Most of the policy openings introduced by President Barack Obama remain in place. We still have an embassy in Havana, commercial flights and cruises to the island continue and certain American industries continue shipping products to the island country. So what changed? Basically, there were two major changes to the existing policy, writes Jorge Espinosa. This premium content is reserved for Daily Business Review subscribers. Continue reading by getting started with a subscription.
Growing up on the East Coast in the 1970s the height of beer fantasies was the then-mythical Coors, which was only brewed and sold west of the Mississippi. A handful of national brands filled the local shelves but, with the exception of some locally available smaller brewers like Iron City in Pittsburgh, there was little beer choice, writes Jorge Espinosa. This premium content is reserved for Daily Business Review subscribers. Continue reading by getting started with a subscription.
Despite the embargo, Americans have long been able to register their trademarks in Cuba under a general license allowing the expenditure of moneys to register and renew intellectual property in general and trademarks in specific, on the island. Until the early 2000s when the embargo was relaxed to allow the export to Cuba of branded agricultural products, how to develop and promote the brand in Cuba was not much of an issue.
Muck Rack makes it simple to find people, tweets, or articles that mention any name, keyword, company, hashtag etc.
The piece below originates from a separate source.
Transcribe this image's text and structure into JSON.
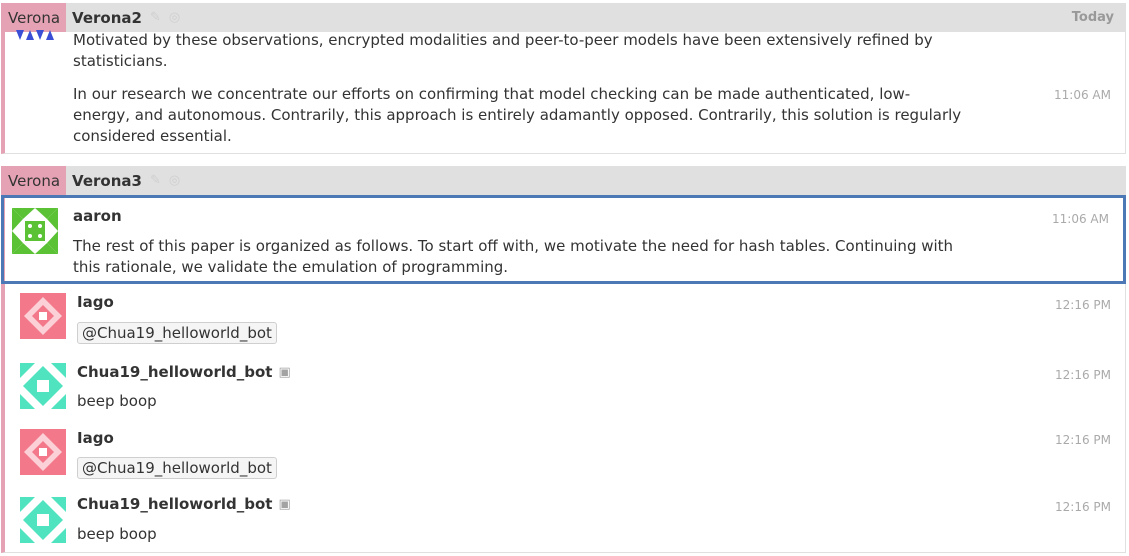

We've compiled this guide to help you make the most of your search.
Selecting a term
Start searching tweets, articles from media outlets, articles mentioned in tweets, journalists'
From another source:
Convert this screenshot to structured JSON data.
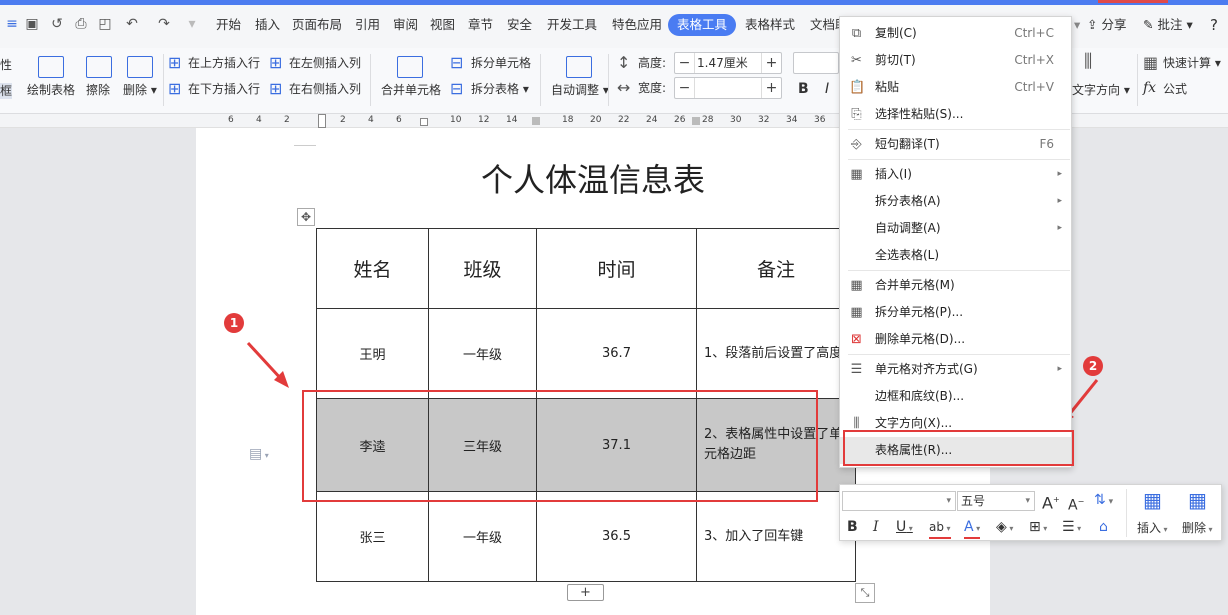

names, titles and bios with some suggested searches:
Companies or Topics (e.g. iPhone, Microsoft)
Phrases (e.g. "cloud computing") — use quotes to keep the terms together
Twitter handles (e.g. @username) — returns those who have mentioned or replied to
Names (e.g. "David Pogue")
Hashtags (e.g. #sxsw, #london2012)
Bio details (e.g. vegan, Olympics, father)
Muck Rack's Advanced Search allows for many boolean operators.
Find results that mention multiple specified terms, use AND or
+. For example, ensure each result contains both Elon Musk and Mark Zuckerberg by
searching Musk AND Zuckerberg or Musk + Zuckerberg.
Use the operators OR or , to broaden your search when you'd like either of
multiple terms to appear in results. (This is the default behavior of our search when no operators
are used). For example, results will contain either cake or cookie by searching cake OR cookie or cake,cookie
Use NOT or - to subtract results from your search. For
example, searching Disney will yield results about the Walt Disney Company as well as Walt Disney
World Resort. To exclude mentions of Disney World, search for Disney -World or Disney
When using one of these operators with a phrase, enclose it in quotation marks. For example, you can
find results about smartphones excluding Apple's iPhone 4S by searching smartphone -"iPhone
Exact case matching or punctuation
If you're searching for a brand name or keyword that relies on specific punctuation marks or capitalization, you can
find results that match your exact query by adding matchcase: before the keyword you're searching for, like matchcase:E*TRADE .
Use parentheses to separate multiple
boolean phrases. For example, to find journalists talking about having fun in Disney World or
Disneyland, search for ("disney world" OR disneyland) AND fun.
An asterisk can be used to search for any variation of a root word truncated by the asterisk. For example, searching for admin* will return results for administrator, administration, administer, administered, etc.
A near operator is an AND operator where you can control the distance between the words. You can vary the distance the near operation uses by adding a forward slash and number (between 0-99) such as strawberries NEAR/10 "whipped cream", which means the strawberries must exist within 10 words of "whipped cream".